▶ **Task to complete**
Please report how many lines in the records below contain "title". Reply with the number alone.

▶ **Data entries**
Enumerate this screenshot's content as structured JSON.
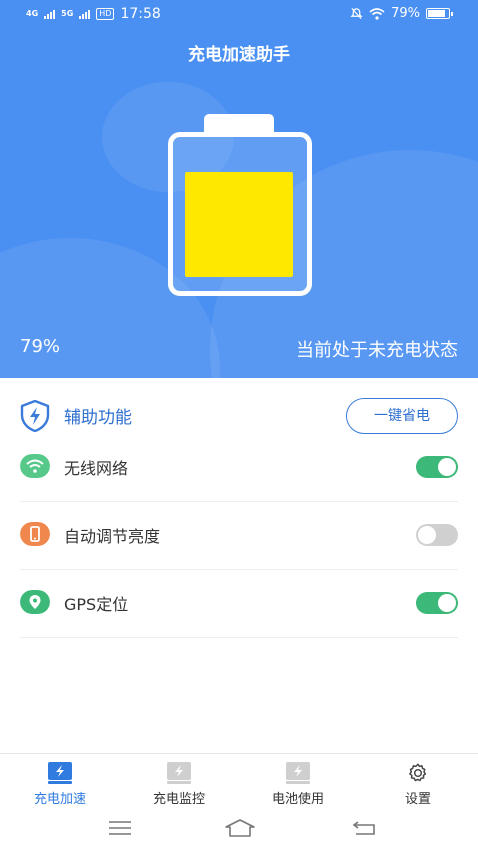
{
  "status_bar": {
    "net1": "4G",
    "net2": "5G",
    "hd": "HD",
    "time": "17:58",
    "battery_pct": "79%"
  },
  "header": {
    "title": "充电加速助手"
  },
  "battery": {
    "percent_label": "79%",
    "level": 0.79,
    "state": "当前处于未充电状态",
    "fill_color": "#ffe800"
  },
  "section": {
    "title": "辅助功能",
    "save_button": "一键省电"
  },
  "features": [
    {
      "label": "无线网络",
      "icon": "wifi-icon",
      "color": "#56c98a",
      "on": true
    },
    {
      "label": "自动调节亮度",
      "icon": "phone-icon",
      "color": "#f0874c",
      "on": false
    },
    {
      "label": "GPS定位",
      "icon": "location-icon",
      "color": "#3cb878",
      "on": true
    }
  ],
  "tabs": [
    {
      "label": "充电加速",
      "active": true
    },
    {
      "label": "充电监控",
      "active": false
    },
    {
      "label": "电池使用",
      "active": false
    },
    {
      "label": "设置",
      "active": false
    }
  ],
  "colors": {
    "primary": "#4a90f2",
    "accent_blue": "#2f7be0",
    "toggle_on": "#3cb878"
  }
}
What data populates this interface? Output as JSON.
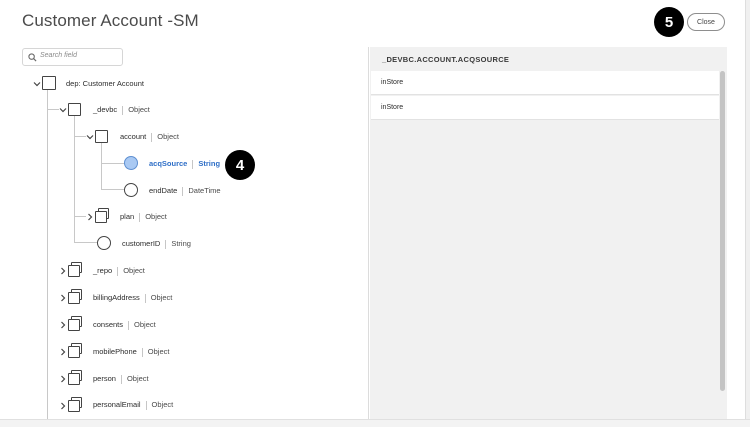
{
  "dialog": {
    "title": "Customer Account -SM",
    "close_label": "Close"
  },
  "annotations": {
    "badge_close": "5",
    "badge_field": "4"
  },
  "search": {
    "placeholder": "Search field"
  },
  "tree": {
    "root": {
      "name": "dep: Customer Account"
    },
    "devbc": {
      "name": "_devbc",
      "type": "Object"
    },
    "account": {
      "name": "account",
      "type": "Object"
    },
    "acqSource": {
      "name": "acqSource",
      "type": "String"
    },
    "endDate": {
      "name": "endDate",
      "type": "DateTime"
    },
    "plan": {
      "name": "plan",
      "type": "Object"
    },
    "customerID": {
      "name": "customerID",
      "type": "String"
    },
    "repo": {
      "name": "_repo",
      "type": "Object"
    },
    "billingAddress": {
      "name": "billingAddress",
      "type": "Object"
    },
    "consents": {
      "name": "consents",
      "type": "Object"
    },
    "mobilePhone": {
      "name": "mobilePhone",
      "type": "Object"
    },
    "person": {
      "name": "person",
      "type": "Object"
    },
    "personalEmail": {
      "name": "personalEmail",
      "type": "Object"
    }
  },
  "sample_panel": {
    "header": "_DEVBC.ACCOUNT.ACQSOURCE",
    "values": [
      "inStore",
      "inStore"
    ]
  },
  "colors": {
    "selected": "#2f6fc7",
    "selected_fill": "#a9c9f3"
  }
}
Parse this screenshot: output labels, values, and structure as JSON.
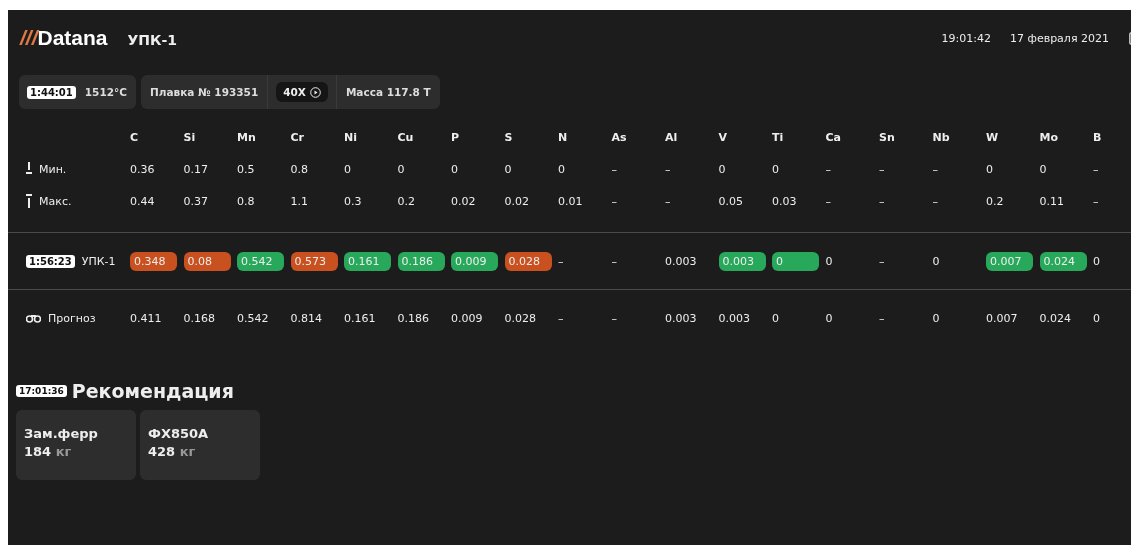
{
  "header": {
    "logo": {
      "mark": "///",
      "name": "Datana"
    },
    "unit": "УПК-1",
    "time": "19:01:42",
    "date": "17 февраля 2021"
  },
  "info_bar": {
    "timer": "1:44:01",
    "temperature": "1512°C",
    "heat": "Плавка № 193351",
    "grade": "40X",
    "mass": "Масса 117.8 Т"
  },
  "table": {
    "columns": [
      "C",
      "Si",
      "Mn",
      "Cr",
      "Ni",
      "Cu",
      "P",
      "S",
      "N",
      "As",
      "Al",
      "V",
      "Ti",
      "Ca",
      "Sn",
      "Nb",
      "W",
      "Mo",
      "B"
    ],
    "rows": [
      {
        "kind": "min",
        "label": "Мин.",
        "cells": [
          "0.36",
          "0.17",
          "0.5",
          "0.8",
          "0",
          "0",
          "0",
          "0",
          "0",
          "–",
          "–",
          "0",
          "0",
          "–",
          "–",
          "–",
          "0",
          "0",
          "–"
        ]
      },
      {
        "kind": "max",
        "label": "Макс.",
        "cells": [
          "0.44",
          "0.37",
          "0.8",
          "1.1",
          "0.3",
          "0.2",
          "0.02",
          "0.02",
          "0.01",
          "–",
          "–",
          "0.05",
          "0.03",
          "–",
          "–",
          "–",
          "0.2",
          "0.11",
          "–"
        ]
      },
      {
        "kind": "measure",
        "timer": "1:56:23",
        "label": "УПК-1",
        "cells": [
          {
            "value": "0.348",
            "color": "#c9501f"
          },
          {
            "value": "0.08",
            "color": "#c9501f"
          },
          {
            "value": "0.542",
            "color": "#27a85a"
          },
          {
            "value": "0.573",
            "color": "#c9501f"
          },
          {
            "value": "0.161",
            "color": "#27a85a"
          },
          {
            "value": "0.186",
            "color": "#27a85a"
          },
          {
            "value": "0.009",
            "color": "#27a85a"
          },
          {
            "value": "0.028",
            "color": "#c9501f"
          },
          {
            "value": "–"
          },
          {
            "value": "–"
          },
          {
            "value": "0.003"
          },
          {
            "value": "0.003",
            "color": "#27a85a"
          },
          {
            "value": "0",
            "color": "#27a85a"
          },
          {
            "value": "0"
          },
          {
            "value": "–"
          },
          {
            "value": "0"
          },
          {
            "value": "0.007",
            "color": "#27a85a"
          },
          {
            "value": "0.024",
            "color": "#27a85a"
          },
          {
            "value": "0"
          }
        ]
      },
      {
        "kind": "forecast",
        "label": "Прогноз",
        "cells": [
          "0.411",
          "0.168",
          "0.542",
          "0.814",
          "0.161",
          "0.186",
          "0.009",
          "0.028",
          "–",
          "–",
          "0.003",
          "0.003",
          "0",
          "0",
          "–",
          "0",
          "0.007",
          "0.024",
          "0"
        ]
      }
    ]
  },
  "recommendation": {
    "timer": "17:01:36",
    "title": "Рекомендация",
    "items": [
      {
        "name": "Зам.ферр",
        "amount": "184",
        "unit": "кг"
      },
      {
        "name": "ФХ850А",
        "amount": "428",
        "unit": "кг"
      }
    ]
  }
}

▶ **Response box**
4